• **EXERCISE PROMPT**
Keep every line in which "icon" occurs and drop the rest of the data.

• **RECORDS FOR THIS EXERCISE**
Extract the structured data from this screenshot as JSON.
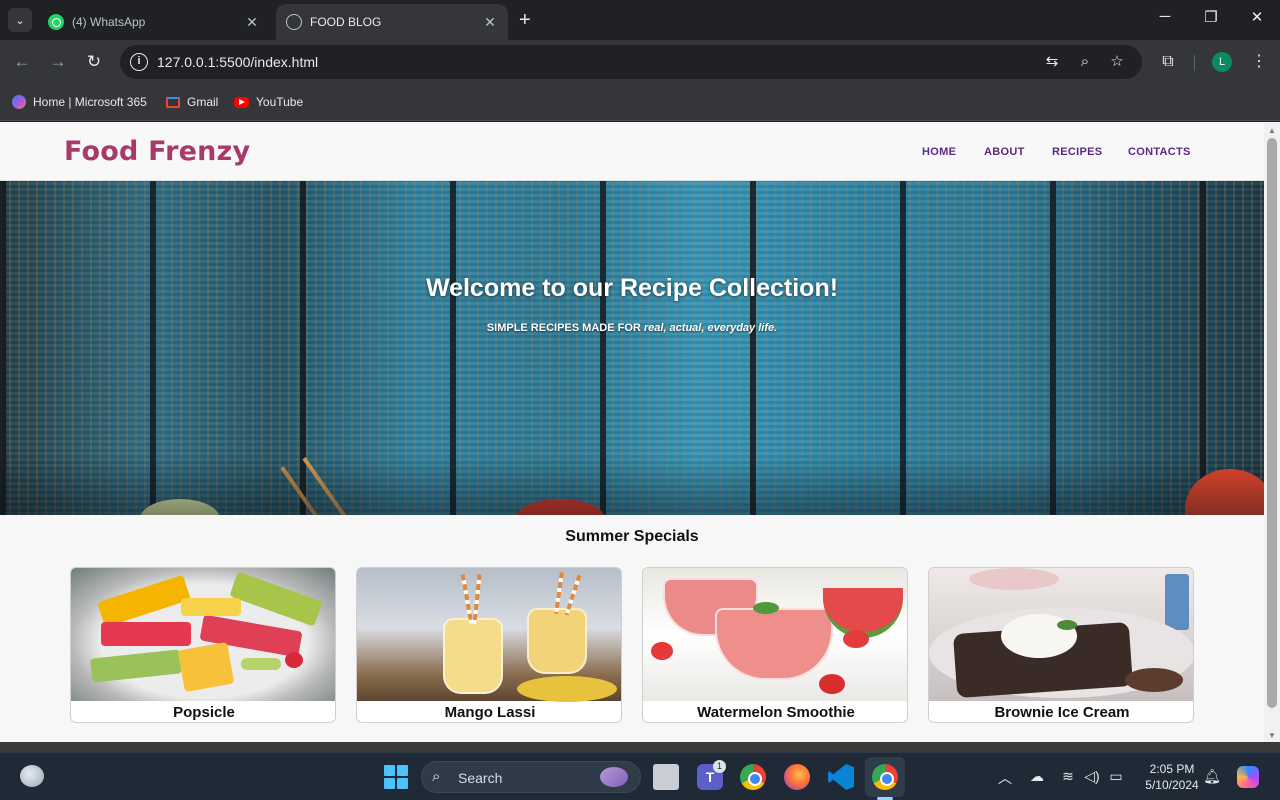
{
  "browser": {
    "tabs": [
      {
        "title": "(4) WhatsApp",
        "active": false
      },
      {
        "title": "FOOD BLOG",
        "active": true
      }
    ],
    "url": "127.0.0.1:5500/index.html",
    "profile_initial": "L",
    "bookmarks": [
      "Home | Microsoft 365",
      "Gmail",
      "YouTube"
    ]
  },
  "site": {
    "logo": "Food Frenzy",
    "nav": [
      "HOME",
      "ABOUT",
      "RECIPES",
      "CONTACTS"
    ],
    "hero": {
      "title": "Welcome to our Recipe Collection!",
      "subtitle_prefix": "SIMPLE RECIPES MADE FOR ",
      "subtitle_emphasis": "real, actual, everyday life."
    },
    "section_title": "Summer Specials",
    "cards": [
      {
        "name": "Popsicle"
      },
      {
        "name": "Mango Lassi"
      },
      {
        "name": "Watermelon Smoothie"
      },
      {
        "name": "Brownie Ice Cream"
      }
    ],
    "colors": {
      "logo": "#a83a6b",
      "nav": "#5a2a84"
    }
  },
  "taskbar": {
    "search_label": "Search",
    "teams_badge": "1",
    "time": "2:05 PM",
    "date": "5/10/2024"
  }
}
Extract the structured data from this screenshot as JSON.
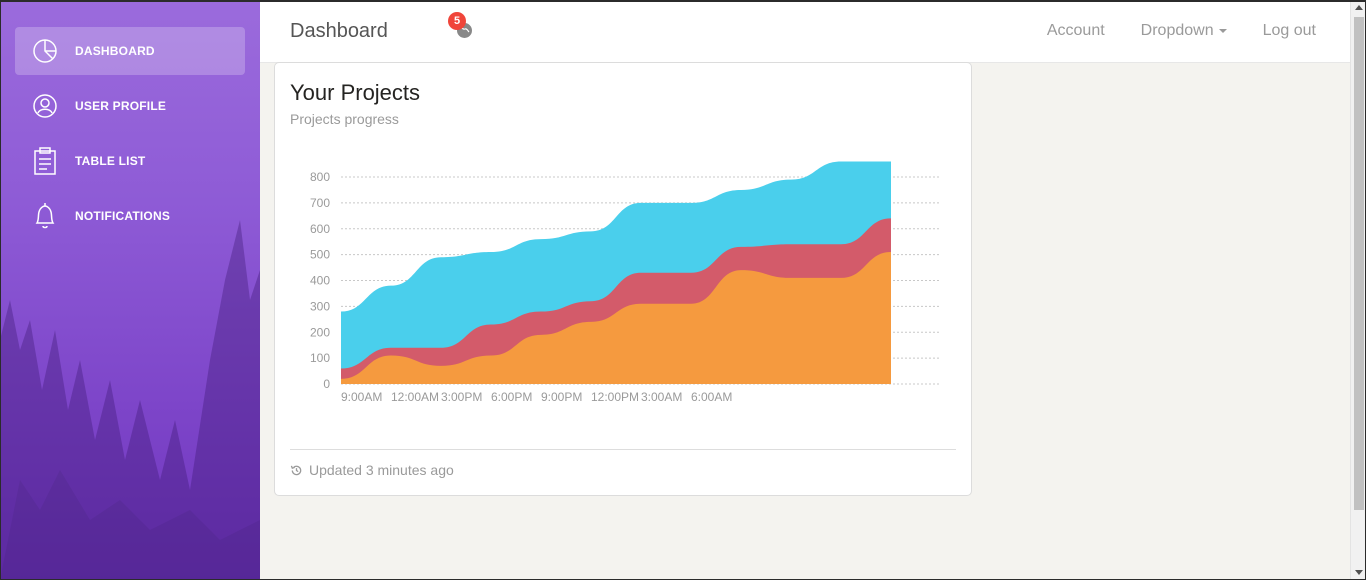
{
  "sidebar": {
    "items": [
      {
        "label": "DASHBOARD",
        "icon": "pie-chart-icon",
        "active": true
      },
      {
        "label": "USER PROFILE",
        "icon": "user-icon",
        "active": false
      },
      {
        "label": "TABLE LIST",
        "icon": "clipboard-icon",
        "active": false
      },
      {
        "label": "NOTIFICATIONS",
        "icon": "bell-icon",
        "active": false
      }
    ]
  },
  "topbar": {
    "title": "Dashboard",
    "notification_count": "5",
    "account": "Account",
    "dropdown": "Dropdown",
    "logout": "Log out"
  },
  "card": {
    "title": "Your Projects",
    "subtitle": "Projects progress",
    "footer": "Updated 3 minutes ago"
  },
  "colors": {
    "cyan": "#4acfec",
    "red": "#d35b6a",
    "orange": "#f59a3f",
    "accent": "#9368e9"
  },
  "chart_data": {
    "type": "area",
    "stacked": true,
    "x_labels": [
      "9:00AM",
      "12:00AM",
      "3:00PM",
      "6:00PM",
      "9:00PM",
      "12:00PM",
      "3:00AM",
      "6:00AM"
    ],
    "x_points": 12,
    "yticks": [
      0,
      100,
      200,
      300,
      400,
      500,
      600,
      700,
      800
    ],
    "ylim": [
      0,
      800
    ],
    "grid": true,
    "series": [
      {
        "color": "#f59a3f",
        "values": [
          20,
          110,
          70,
          110,
          190,
          240,
          310,
          310,
          440,
          410,
          410,
          510
        ]
      },
      {
        "color": "#d35b6a",
        "values": [
          40,
          30,
          70,
          120,
          90,
          80,
          120,
          120,
          90,
          130,
          130,
          130
        ]
      },
      {
        "color": "#4acfec",
        "values": [
          220,
          240,
          350,
          280,
          280,
          270,
          270,
          270,
          220,
          250,
          320,
          220
        ]
      }
    ]
  }
}
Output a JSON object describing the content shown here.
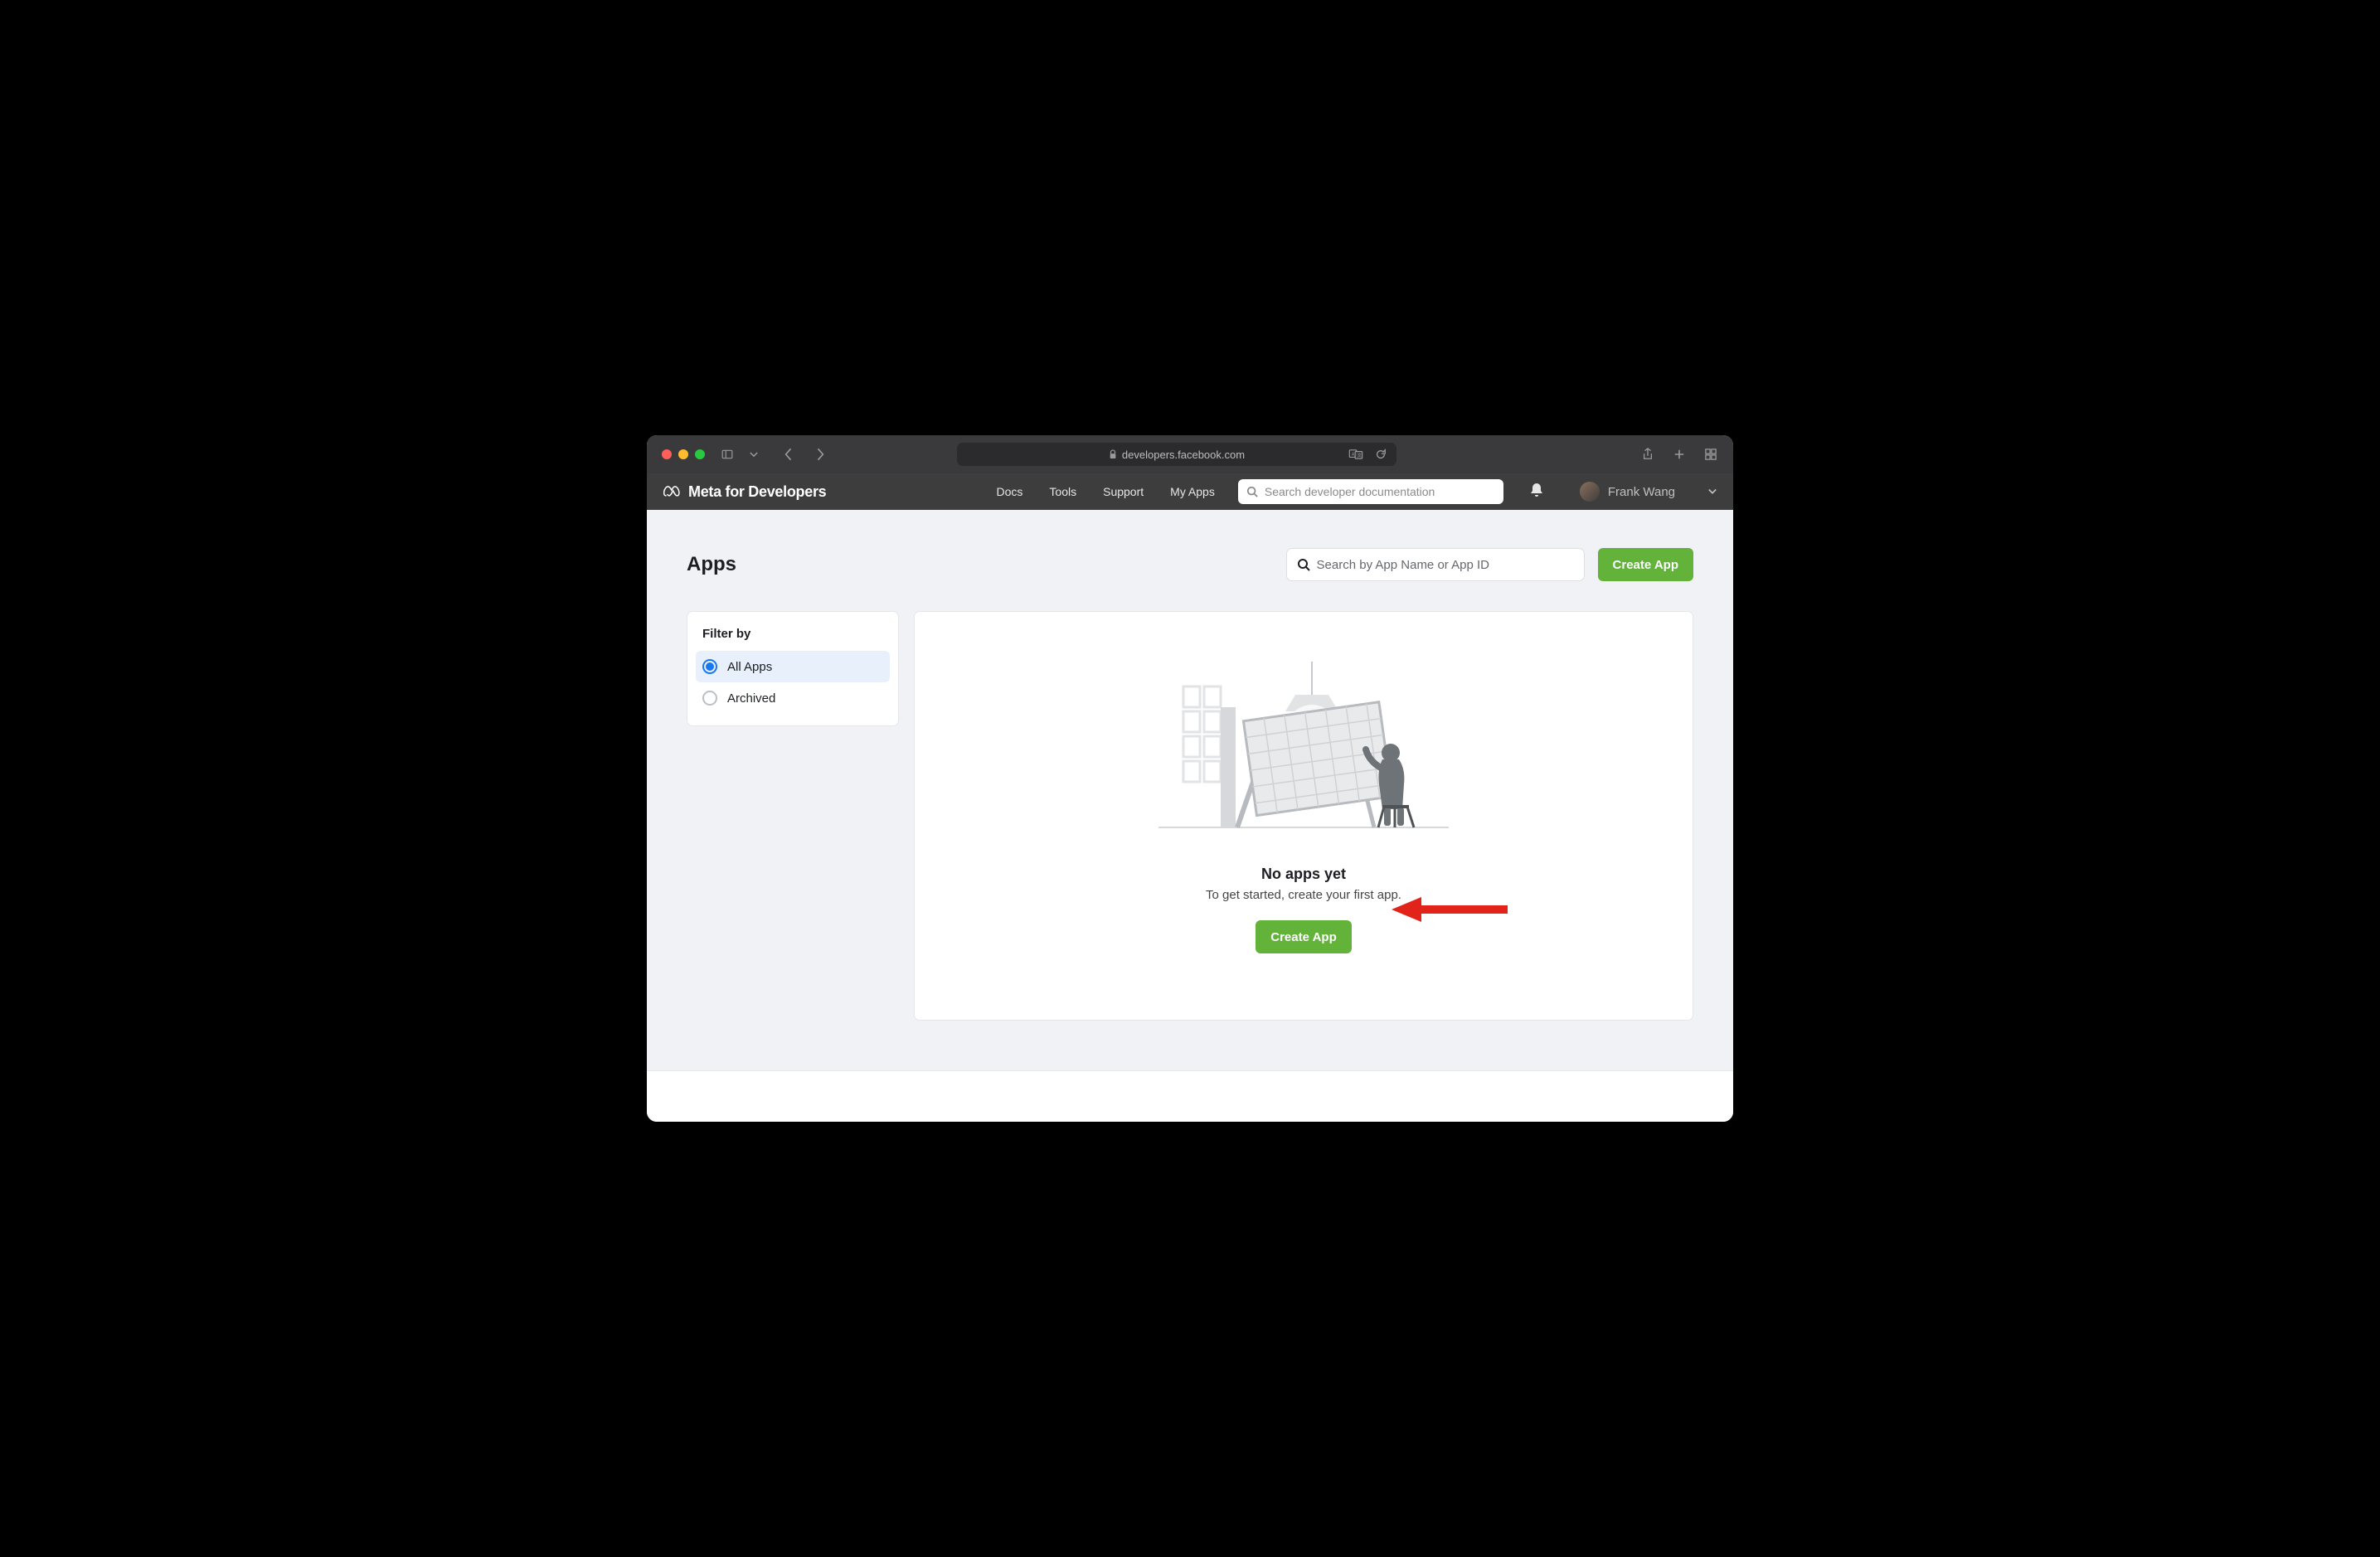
{
  "browser": {
    "url": "developers.facebook.com"
  },
  "header": {
    "brand": "Meta for Developers",
    "nav": {
      "docs": "Docs",
      "tools": "Tools",
      "support": "Support",
      "myapps": "My Apps"
    },
    "search_placeholder": "Search developer documentation",
    "username": "Frank Wang"
  },
  "page": {
    "title": "Apps",
    "app_search_placeholder": "Search by App Name or App ID",
    "create_app": "Create App"
  },
  "sidebar": {
    "title": "Filter by",
    "items": [
      {
        "label": "All Apps"
      },
      {
        "label": "Archived"
      }
    ]
  },
  "empty": {
    "title": "No apps yet",
    "subtitle": "To get started, create your first app.",
    "cta": "Create App"
  }
}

• **PROBLEM SOLUTION**
        "icon": "pie-chart-icon",
        "icon": "user-icon",
        "icon": "clipboard-icon",
        "icon": "bell-icon",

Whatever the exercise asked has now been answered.